Sullivan County Court of Criminal Appeals 04/28/20
Alfred Whitehead v. State of Tennessee
M2019-00790-CCA-R3-PC
Authoring Judge: Judge Thomas T. Woodall
Trial Court Judge: Judge Monte Watkins

Alfred Whitehead, Petitioner, appeals from the post-conviction court’s order denying relief. On appeal, Petitioner claims that he received ineffective assistance of counsel as a result of trial counsel’s failure to object to “inflammatory and prejudicial statements” made by the State during opening statement and closing argument. We agree that the statements were improper and that trial counsel rendered deficient performance by failing to object, but we hold that Petitioner failed to “show that there [wa]s a reasonable probability that, but for counsel’s unprofessional errors, the result of the proceeding would have been different.” Strickland v. Washington, 466 U.S. 668, 694 (1984). We, therefore, affirm the judgment of the post-conviction court.

Davidson County Court of Criminal Appeals 04/27/20
Lascassas Land Company v. Jimmy E. Allen, ET Al.
M2019-00870-COA-R3-CV
Authoring Judge: Judge Kenny Armstrong
Trial Court Judge: Judge Hamilton V. Gayden, Jr.

This is the second appeal of this case involving a dispute between two limited liability companies (and an individual with interest in both companies). In the first appeal, this Court remanded the case for the trial court to consider and make appropriate findings concerning the applicability of the doctrines of unjust enrichment and unclean hands. On remand, the trial court held that Appellee had met its burden to show that Appellant would be unjustly enriched if it were allowed to retain Appellee’s construction costs in addition to the stipulated value of the lots, and the profits from the sales of the homes constructed on those lots. The trial court further held that Appellee was not barred from recovery under the doctrine of unclean hands. The trial court also awarded Appellant a portion of its claimed attorney’s fees and costs.

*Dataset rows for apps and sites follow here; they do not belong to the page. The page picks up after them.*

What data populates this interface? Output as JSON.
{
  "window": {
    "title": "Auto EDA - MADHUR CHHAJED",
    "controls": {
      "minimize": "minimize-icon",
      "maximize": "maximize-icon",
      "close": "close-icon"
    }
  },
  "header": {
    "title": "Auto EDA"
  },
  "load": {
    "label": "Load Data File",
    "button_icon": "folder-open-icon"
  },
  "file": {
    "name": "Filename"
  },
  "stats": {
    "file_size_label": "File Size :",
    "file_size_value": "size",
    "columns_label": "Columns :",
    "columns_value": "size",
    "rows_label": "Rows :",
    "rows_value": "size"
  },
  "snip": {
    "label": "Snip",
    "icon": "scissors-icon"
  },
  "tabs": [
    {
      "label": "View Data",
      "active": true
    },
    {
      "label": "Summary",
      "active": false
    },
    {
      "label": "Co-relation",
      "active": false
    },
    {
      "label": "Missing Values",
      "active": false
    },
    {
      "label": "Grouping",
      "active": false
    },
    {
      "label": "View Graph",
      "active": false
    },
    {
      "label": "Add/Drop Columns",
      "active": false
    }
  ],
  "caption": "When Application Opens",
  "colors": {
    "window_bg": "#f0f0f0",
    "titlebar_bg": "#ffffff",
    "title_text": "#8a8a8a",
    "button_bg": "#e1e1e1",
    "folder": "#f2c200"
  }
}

Discerning no error, we affirm.

Rutherford County Court of Appeals 04/27/20
Eric Magness v. Edith G. Couser
M2019-01138-COA-R3-CV
Authoring Judge: Judge Kenny Armstrong
Trial Court Judge: Judge James G. Martin, III

This is a nuisance case. Appellant alleges that Appellee created a nuisance when he caused: (1) debris and gravel to drain onto her land; and (2) a foul sewage odor to permeate her land. The trial court dismissed her claim. Finding no error, we affirm.

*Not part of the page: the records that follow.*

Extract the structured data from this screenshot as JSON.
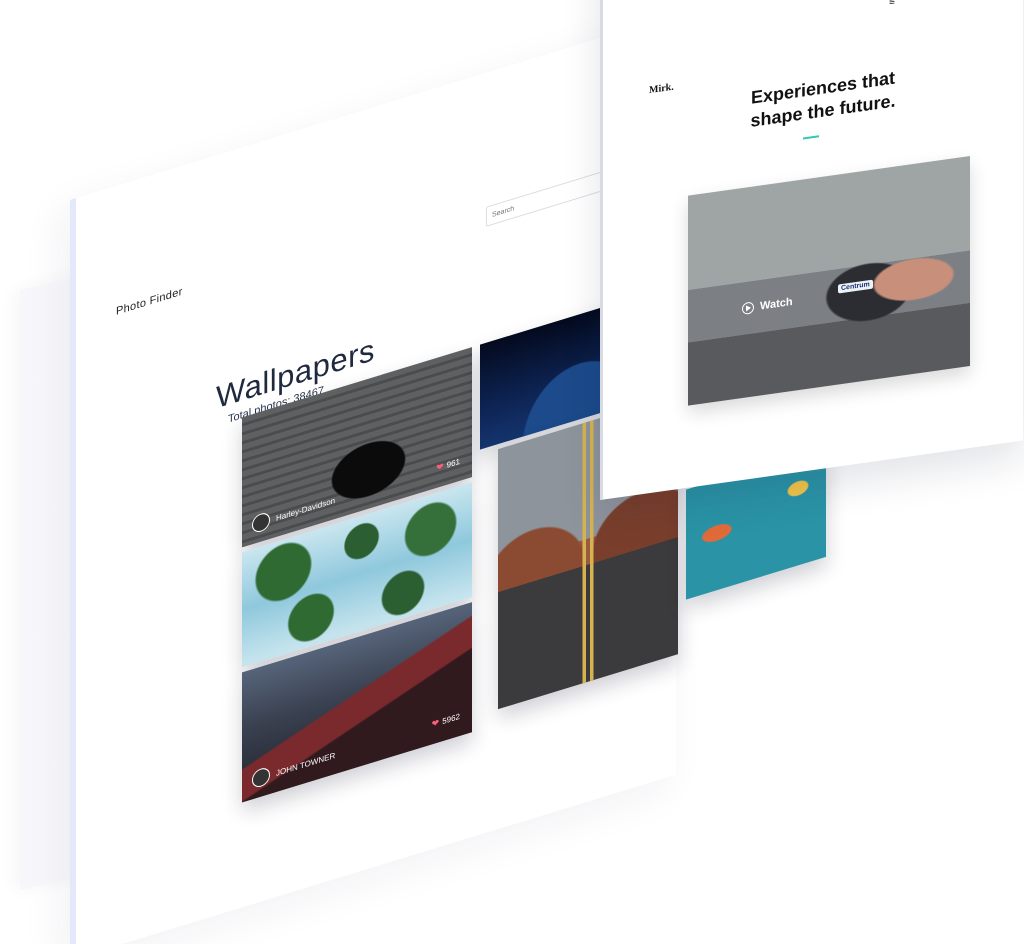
{
  "photo_finder": {
    "brand": "Photo Finder",
    "search": {
      "placeholder": "Search"
    },
    "heading": "Wallpapers",
    "total_label": "Total photos: 38467",
    "tiles": [
      {
        "id": "harley",
        "author": "Harley-Davidson",
        "likes": "961"
      },
      {
        "id": "palms"
      },
      {
        "id": "mountains",
        "author": "JOHN TOWNER",
        "likes": "5962"
      },
      {
        "id": "night-road"
      },
      {
        "id": "desert-road"
      },
      {
        "id": "electric-motorcycle"
      },
      {
        "id": "balloons"
      }
    ]
  },
  "mirk": {
    "brand": "Mirk.",
    "menu_icon": "hamburger-icon",
    "headline": "Experiences that shape the future.",
    "hero": {
      "cta_label": "Watch",
      "phone_text": "Centrum"
    },
    "accent_color": "#35c7b0"
  }
}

Williamson County Circuit, Criminal & Chancery Courts 04/27/20
ANDREW HIRT, ET AL. v. METROPOLITAN BOARD OF ZONING APPEALS OF THE METROPOLITAN GOVERNMENT OF NASHVILLE AND DAVIDSON COUNTY
M2019-00775-COA-R3-CV
Authoring Judge: Judge Kenny Armstrong
Trial Court Judge: Chancellor Ellen H. Lyle

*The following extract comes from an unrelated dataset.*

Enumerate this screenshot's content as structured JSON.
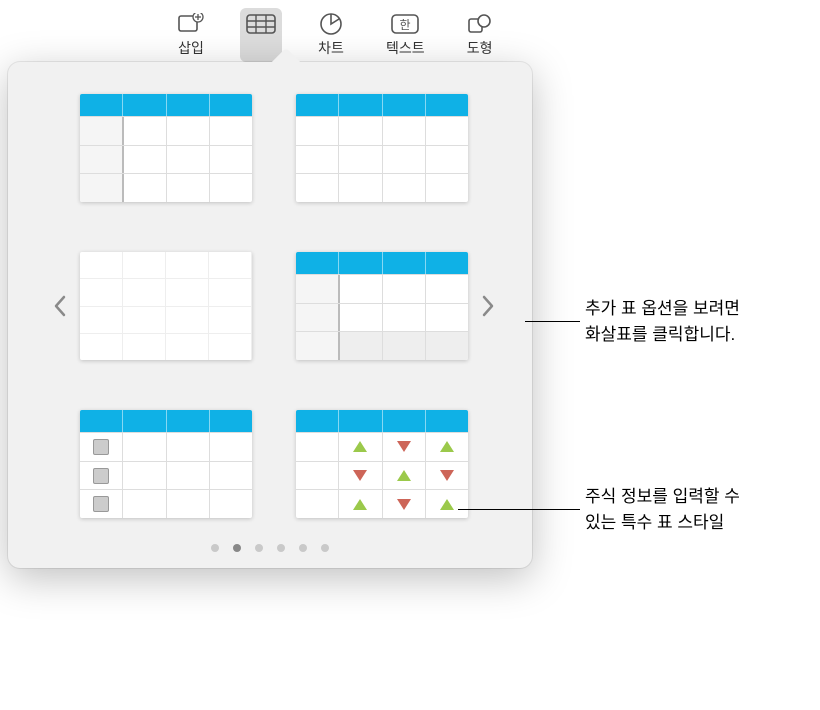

This is the second appeal of this case involving a local zoning board’s denial of Appellants’ permit to replace a static billboard with an LED digital billboard. The zoning board denied Appellants’ initial application for a permit, and the chancery court affirmed. In the first appeal, this Court vacated the chancery court’s order on its holding that the chancery court lacked subject-matter jurisdiction. Our holding rendered the board’s decision a final judgment. The instant appeal arises from Appellants’ second application for an LED digital billboard on its property. The board again denied the application, and Appellants appealed to the chancery court. The chancery court held, inter alia, that Appellants’ second application was barred as res judicata. Discerning no error, we affirm.

Davidson County Court of Appeals 04/27/20